[Dataset items]
--
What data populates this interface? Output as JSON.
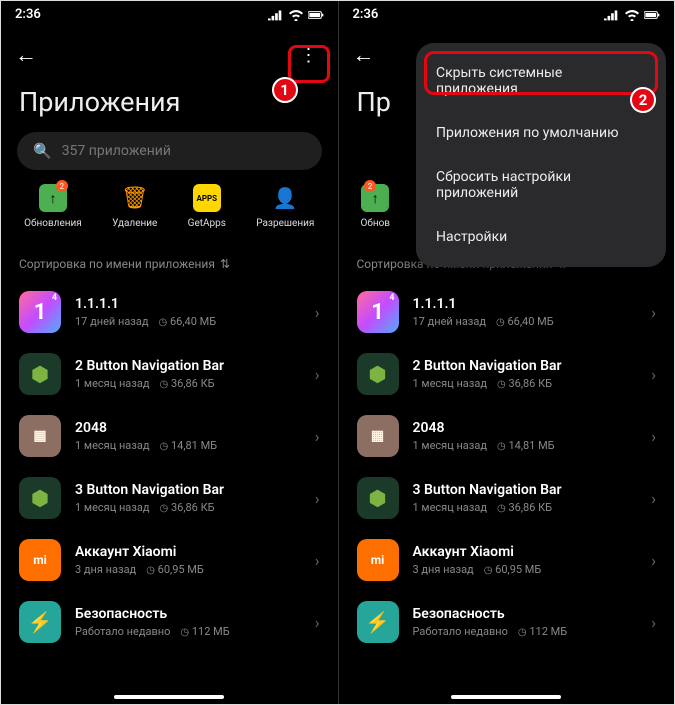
{
  "status": {
    "time": "2:36"
  },
  "header": {
    "title": "Приложения",
    "title_cut": "Пр"
  },
  "search": {
    "placeholder": "357 приложений"
  },
  "actions": {
    "updates": {
      "label": "Обновления",
      "badge": "2"
    },
    "delete": {
      "label": "Удаление"
    },
    "getapps": {
      "label": "GetApps",
      "icon_text": "APPS"
    },
    "permissions": {
      "label": "Разрешения"
    },
    "updates_cut": {
      "label": "Обнов"
    }
  },
  "sort": {
    "label": "Сортировка по имени приложения"
  },
  "menu": {
    "hide_system": "Скрыть системные приложения",
    "default_apps": "Приложения по умолчанию",
    "reset_prefs": "Сбросить настройки приложений",
    "settings": "Настройки"
  },
  "callouts": {
    "one": "1",
    "two": "2"
  },
  "apps": [
    {
      "name": "1.1.1.1",
      "time": "17 дней назад",
      "size": "66,40 МБ",
      "icon": "1111",
      "sup": "4"
    },
    {
      "name": "2 Button Navigation Bar",
      "time": "1 месяц назад",
      "size": "36,86 КБ",
      "icon": "droid"
    },
    {
      "name": "2048",
      "time": "1 месяц назад",
      "size": "14,81 МБ",
      "icon": "2048"
    },
    {
      "name": "3 Button Navigation Bar",
      "time": "1 месяц назад",
      "size": "36,86 КБ",
      "icon": "droid"
    },
    {
      "name": "Аккаунт Xiaomi",
      "time": "3 дня назад",
      "size": "60,95 МБ",
      "icon": "mi"
    },
    {
      "name": "Безопасность",
      "time": "Работало недавно",
      "size": "112 МБ",
      "icon": "sec"
    }
  ]
}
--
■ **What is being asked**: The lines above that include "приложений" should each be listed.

■ **Reply**:
    "placeholder": "357 приложений"
    "reset_prefs": "Сбросить настройки приложений",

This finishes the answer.